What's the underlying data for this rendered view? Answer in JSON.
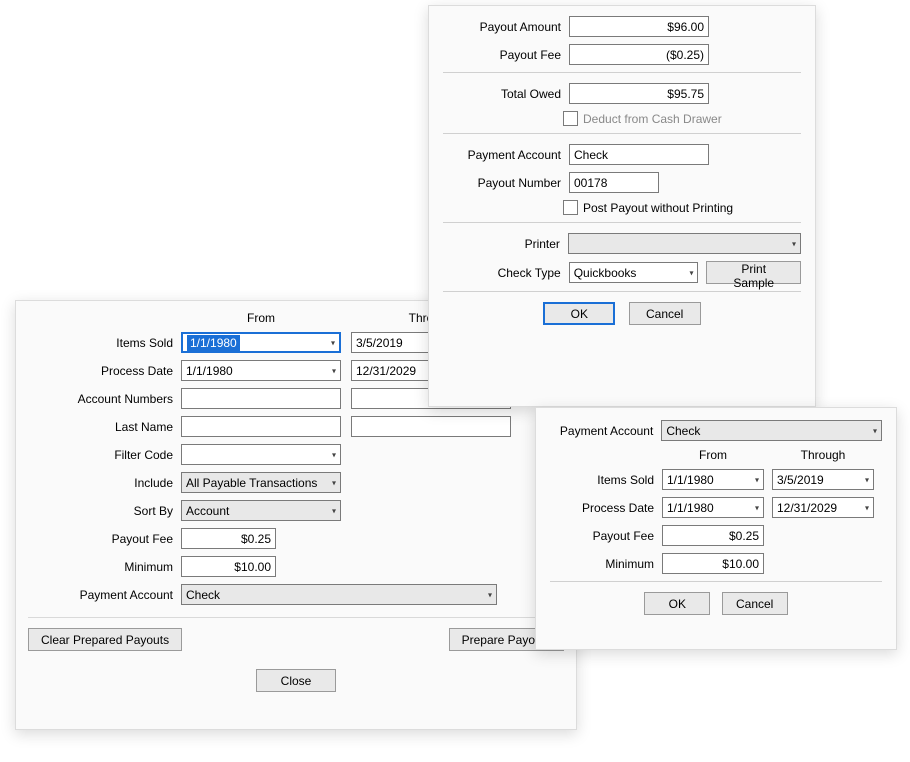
{
  "panel_a": {
    "headers": {
      "from": "From",
      "through": "Through"
    },
    "items_sold": {
      "label": "Items Sold",
      "from": "1/1/1980",
      "through": "3/5/2019"
    },
    "process_date": {
      "label": "Process Date",
      "from": "1/1/1980",
      "through": "12/31/2029"
    },
    "account_numbers": {
      "label": "Account Numbers",
      "from": "",
      "through": ""
    },
    "last_name": {
      "label": "Last Name",
      "from": "",
      "through": ""
    },
    "filter_code": {
      "label": "Filter Code",
      "value": ""
    },
    "include": {
      "label": "Include",
      "value": "All Payable Transactions"
    },
    "sort_by": {
      "label": "Sort By",
      "value": "Account"
    },
    "payout_fee": {
      "label": "Payout Fee",
      "value": "$0.25"
    },
    "minimum": {
      "label": "Minimum",
      "value": "$10.00"
    },
    "payment_account": {
      "label": "Payment Account",
      "value": "Check"
    },
    "buttons": {
      "clear": "Clear Prepared Payouts",
      "prepare": "Prepare Payouts",
      "close": "Close"
    }
  },
  "panel_b": {
    "payout_amount": {
      "label": "Payout Amount",
      "value": "$96.00"
    },
    "payout_fee": {
      "label": "Payout Fee",
      "value": "($0.25)"
    },
    "total_owed": {
      "label": "Total Owed",
      "value": "$95.75"
    },
    "deduct_drawer": {
      "label": "Deduct from Cash Drawer",
      "checked": false
    },
    "payment_account": {
      "label": "Payment Account",
      "value": "Check"
    },
    "payout_number": {
      "label": "Payout Number",
      "value": "00178"
    },
    "post_without_print": {
      "label": "Post Payout without Printing",
      "checked": false
    },
    "printer": {
      "label": "Printer",
      "value": ""
    },
    "check_type": {
      "label": "Check Type",
      "value": "Quickbooks"
    },
    "buttons": {
      "print_sample": "Print Sample",
      "ok": "OK",
      "cancel": "Cancel"
    }
  },
  "panel_c": {
    "payment_account": {
      "label": "Payment Account",
      "value": "Check"
    },
    "headers": {
      "from": "From",
      "through": "Through"
    },
    "items_sold": {
      "label": "Items Sold",
      "from": "1/1/1980",
      "through": "3/5/2019"
    },
    "process_date": {
      "label": "Process Date",
      "from": "1/1/1980",
      "through": "12/31/2029"
    },
    "payout_fee": {
      "label": "Payout Fee",
      "value": "$0.25"
    },
    "minimum": {
      "label": "Minimum",
      "value": "$10.00"
    },
    "buttons": {
      "ok": "OK",
      "cancel": "Cancel"
    }
  }
}
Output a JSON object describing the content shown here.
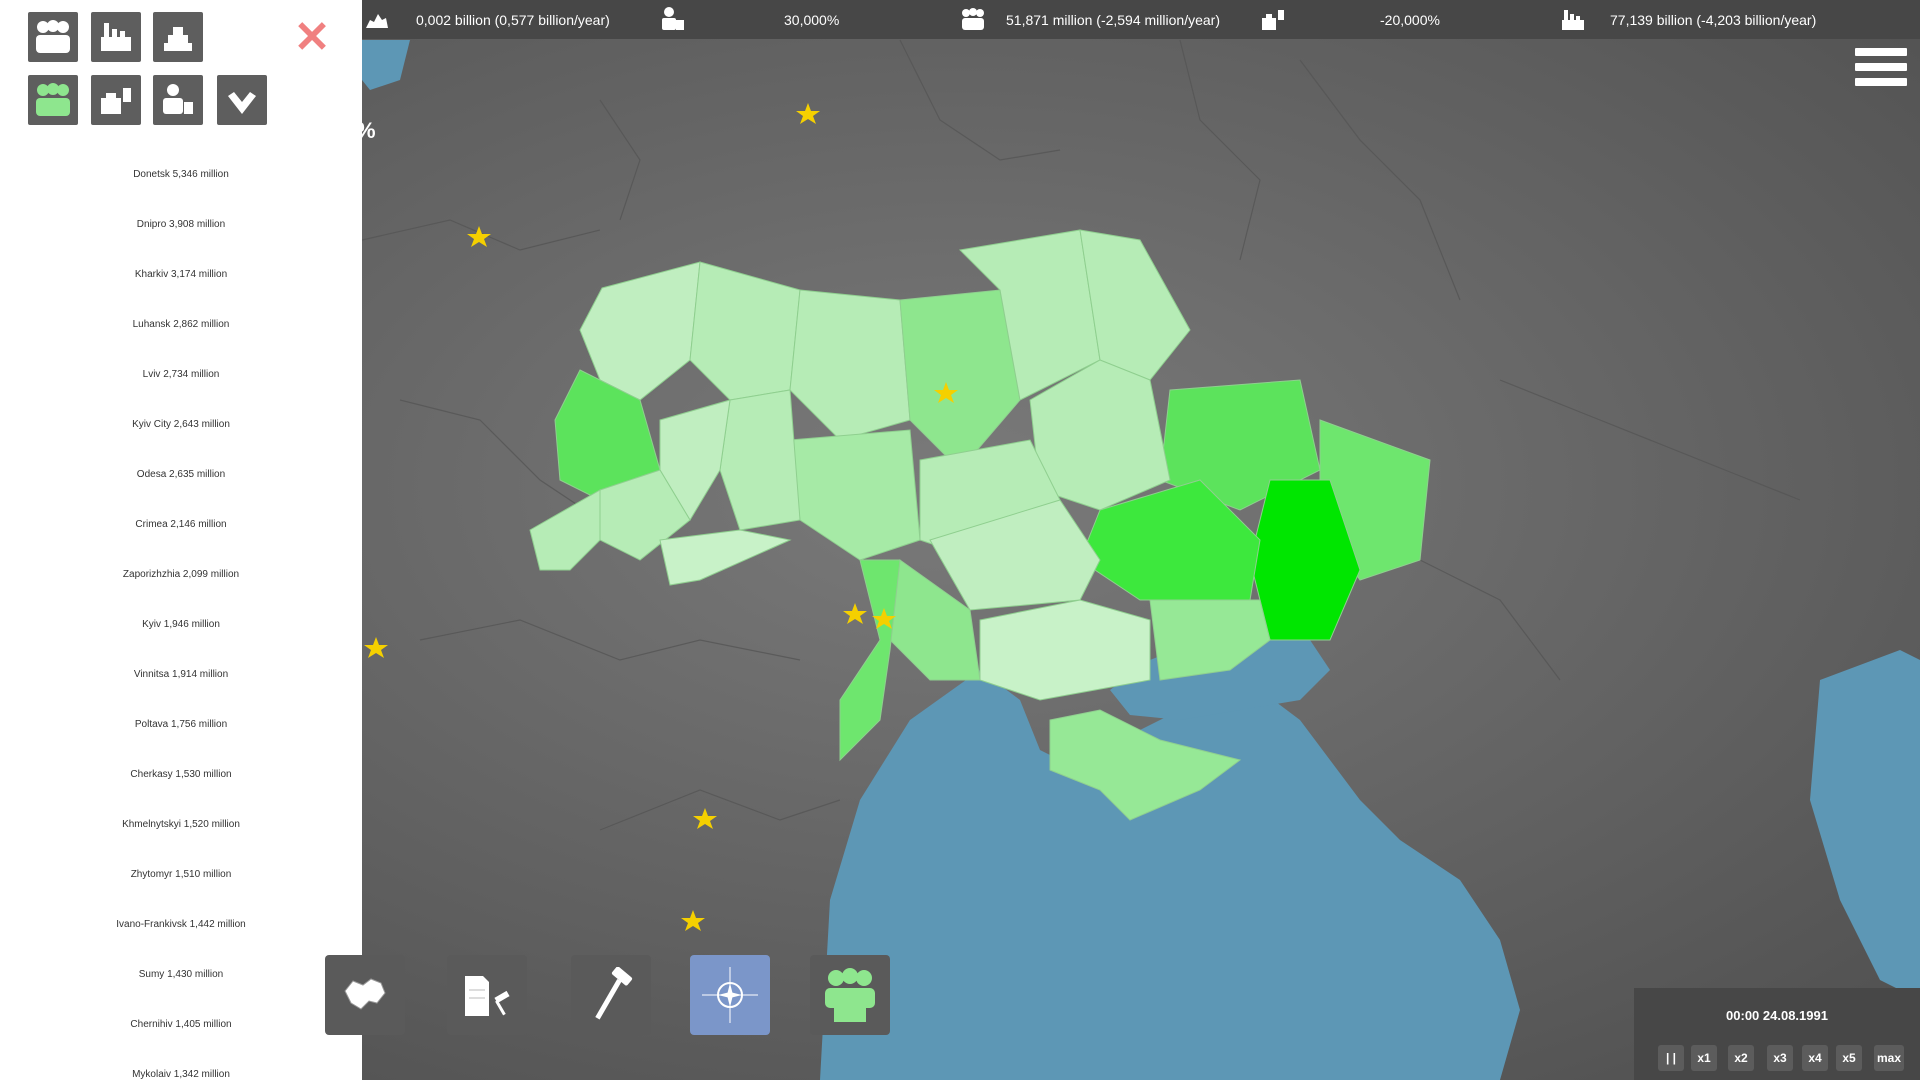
{
  "top_bar": {
    "stat_1": "0,002 billion (0,577 billion/year)",
    "stat_2": "30,000%",
    "stat_3": "51,871 million (-2,594 million/year)",
    "stat_4": "-20,000%",
    "stat_5": "77,139 billion (-4,203 billion/year)"
  },
  "sidebar": {
    "close_icon": "close-icon",
    "categories": [
      "population-icon",
      "industry-icon",
      "resources-icon",
      "ethnic-population-icon",
      "business-icon",
      "employment-icon",
      "approval-icon"
    ],
    "regions": [
      "Donetsk 5,346 million",
      "Dnipro 3,908 million",
      "Kharkiv 3,174 million",
      "Luhansk 2,862 million",
      "Lviv 2,734 million",
      "Kyiv City 2,643 million",
      "Odesa 2,635 million",
      "Crimea 2,146 million",
      "Zaporizhzhia 2,099 million",
      "Kyiv 1,946 million",
      "Vinnitsa 1,914 million",
      "Poltava 1,756 million",
      "Cherkasy 1,530 million",
      "Khmelnytskyi 1,520 million",
      "Zhytomyr 1,510 million",
      "Ivano-Frankivsk 1,442 million",
      "Sumy 1,430 million",
      "Chernihiv 1,405 million",
      "Mykolaiv 1,342 million"
    ]
  },
  "map": {
    "partial_label": "%"
  },
  "toolbar": {
    "tools": [
      "regions-map-icon",
      "laws-gavel-icon",
      "build-hammer-icon",
      "nato-icon",
      "population-icon"
    ],
    "selected": "nato-icon"
  },
  "time_panel": {
    "datetime": "00:00 24.08.1991",
    "speeds": [
      "| |",
      "x1",
      "x2",
      "x3",
      "x4",
      "x5",
      "max"
    ]
  },
  "colors": {
    "sidebar_bg": "#ffffff",
    "topbar_bg": "#474747",
    "map_land": "#6b6b6b",
    "sea": "#5d97b5",
    "close": "#f08080",
    "selected_tool": "#7b96c9",
    "ukraine_light": "#c8f2c8",
    "ukraine_dark": "#00e600"
  }
}
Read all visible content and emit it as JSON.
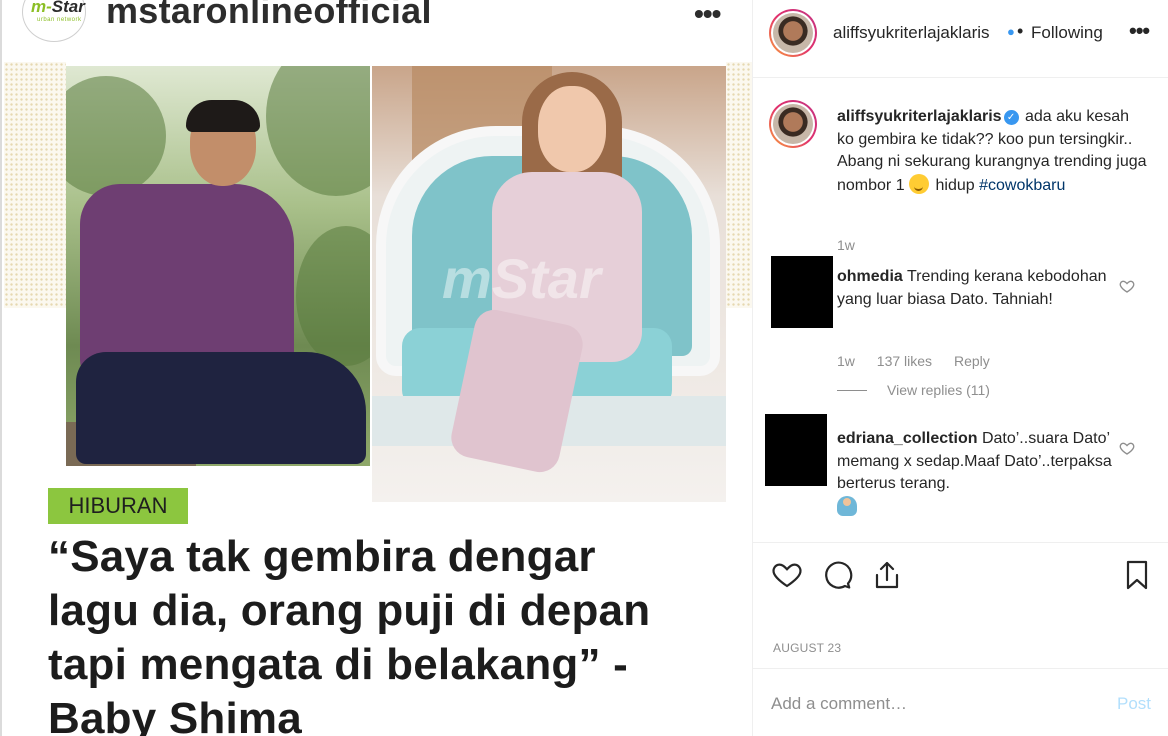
{
  "post_image": {
    "account_name": "mstaronlineofficial",
    "logo_text_m": "m-",
    "logo_text_star": "Star",
    "logo_subtext": "urban network",
    "more_glyph": "•••",
    "watermark": "mStar",
    "category_tag": "HIBURAN",
    "headline": "“Saya tak gembira dengar lagu dia, orang puji di depan tapi mengata di belakang” - Baby Shima"
  },
  "header": {
    "username": "aliffsyukriterlajaklaris",
    "separator": "•",
    "follow_status": "Following",
    "more_glyph": "•••"
  },
  "caption": {
    "username": "aliffsyukriterlajaklaris",
    "text_before_emoji": "ada aku kesah ko gembira ke tidak?? koo pun tersingkir.. Abang ni sekurang kurangnya trending juga nombor 1",
    "text_after_emoji": "hidup",
    "hashtag": "#cowokbaru",
    "time": "1w"
  },
  "comments": [
    {
      "username": "ohmedia",
      "text": "Trending kerana kebodohan yang luar biasa Dato. Tahniah!",
      "time": "1w",
      "likes": "137 likes",
      "reply_label": "Reply",
      "view_replies": "View replies (11)"
    },
    {
      "username": "edriana_collection",
      "text": "Dato’..suara Dato’ memang x sedap.Maaf Dato’..terpaksa berterus terang."
    }
  ],
  "actions": {
    "icons": [
      "heart-icon",
      "comment-icon",
      "share-icon",
      "bookmark-icon"
    ]
  },
  "post_date": "AUGUST 23",
  "comment_box": {
    "placeholder": "Add a comment…",
    "post_label": "Post"
  },
  "colors": {
    "link_blue": "#3897f0",
    "hashtag": "#003569",
    "muted_text": "#8e8e8e",
    "post_button_disabled": "#b2dffc",
    "tag_green": "#8cc63f"
  }
}
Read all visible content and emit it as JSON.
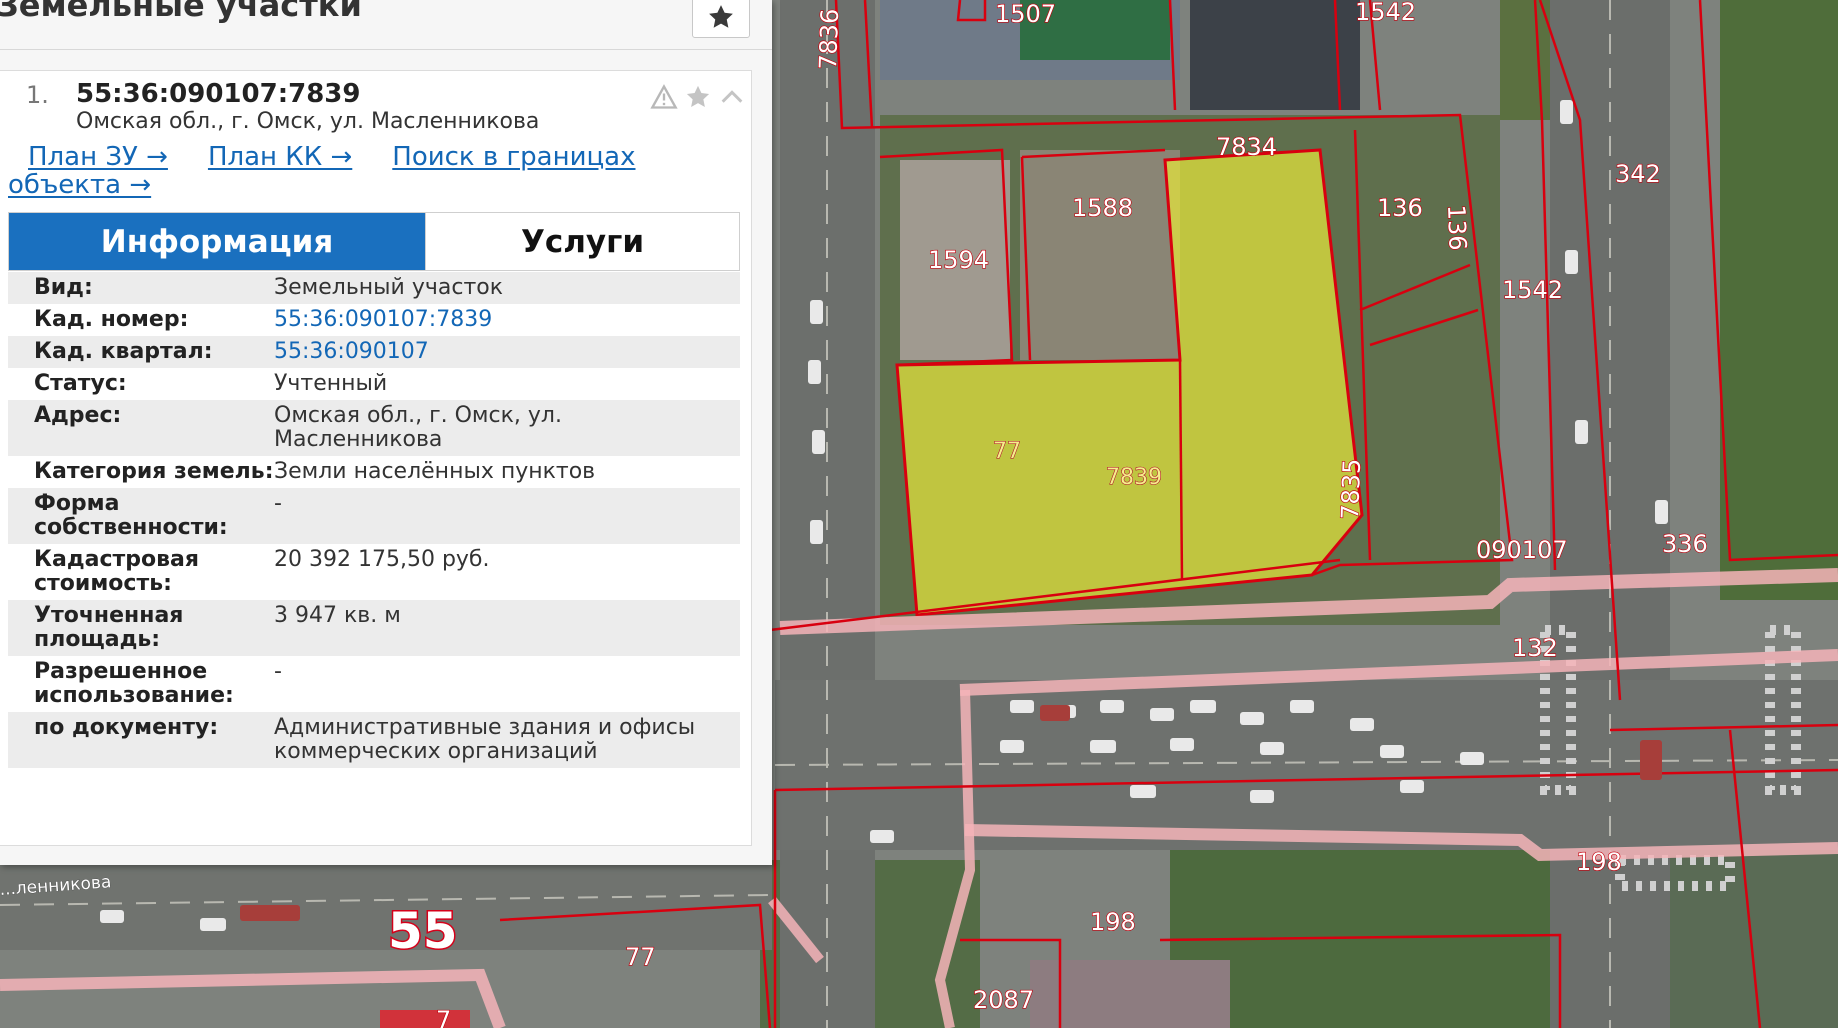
{
  "panel": {
    "title": "Земельные участки",
    "favorite_icon": "star-icon"
  },
  "result": {
    "number": "1.",
    "cadastral_number": "55:36:090107:7839",
    "address": "Омская обл., г. Омск, ул. Масленникова",
    "icons": [
      "warning-icon",
      "star-icon",
      "chevron-up-icon"
    ],
    "links": {
      "plan_zu": "План ЗУ →",
      "plan_kk": "План КК →",
      "search_line1": "Поиск в границах",
      "search_line2": "объекта →"
    }
  },
  "tabs": {
    "info": "Информация",
    "services": "Услуги"
  },
  "info_rows": [
    {
      "key": "Вид:",
      "value": "Земельный участок",
      "is_link": false
    },
    {
      "key": "Кад. номер:",
      "value": "55:36:090107:7839",
      "is_link": true
    },
    {
      "key": "Кад. квартал:",
      "value": "55:36:090107",
      "is_link": true
    },
    {
      "key": "Статус:",
      "value": "Учтенный",
      "is_link": false
    },
    {
      "key": "Адрес:",
      "value": "Омская обл., г. Омск, ул. Масленникова",
      "is_link": false
    },
    {
      "key": "Категория земель:",
      "value": "Земли населённых пунктов",
      "is_link": false
    },
    {
      "key": "Форма собственности:",
      "value": "-",
      "is_link": false
    },
    {
      "key": "Кадастровая стоимость:",
      "value": "20 392 175,50 руб.",
      "is_link": false
    },
    {
      "key": "Уточненная площадь:",
      "value": "3 947 кв. м",
      "is_link": false
    },
    {
      "key": "Разрешенное использование:",
      "value": "-",
      "is_link": false
    },
    {
      "key": "по документу:",
      "value": "Административные здания и офисы коммерческих организаций",
      "is_link": false
    }
  ],
  "map": {
    "parcel_labels": [
      "1507",
      "7836",
      "1542",
      "7834",
      "1588",
      "1594",
      "136",
      "136",
      "342",
      "1542",
      "77",
      "7839",
      "7835",
      "090107",
      "336",
      "132",
      "198",
      "198",
      "2087",
      "77",
      "55",
      "7"
    ],
    "street_label": "...ленникова",
    "selected_color": "#e6e63c",
    "boundary_color": "#d8000f"
  }
}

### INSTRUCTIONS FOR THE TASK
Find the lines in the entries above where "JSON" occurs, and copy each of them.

### THE ANSWER
What's the underlying data for this rendered view? Answer in JSON.
Output a JSON object describing the content shown here.
Read all visible content and emit it as JSON.
Read all visible content and emit it as JSON.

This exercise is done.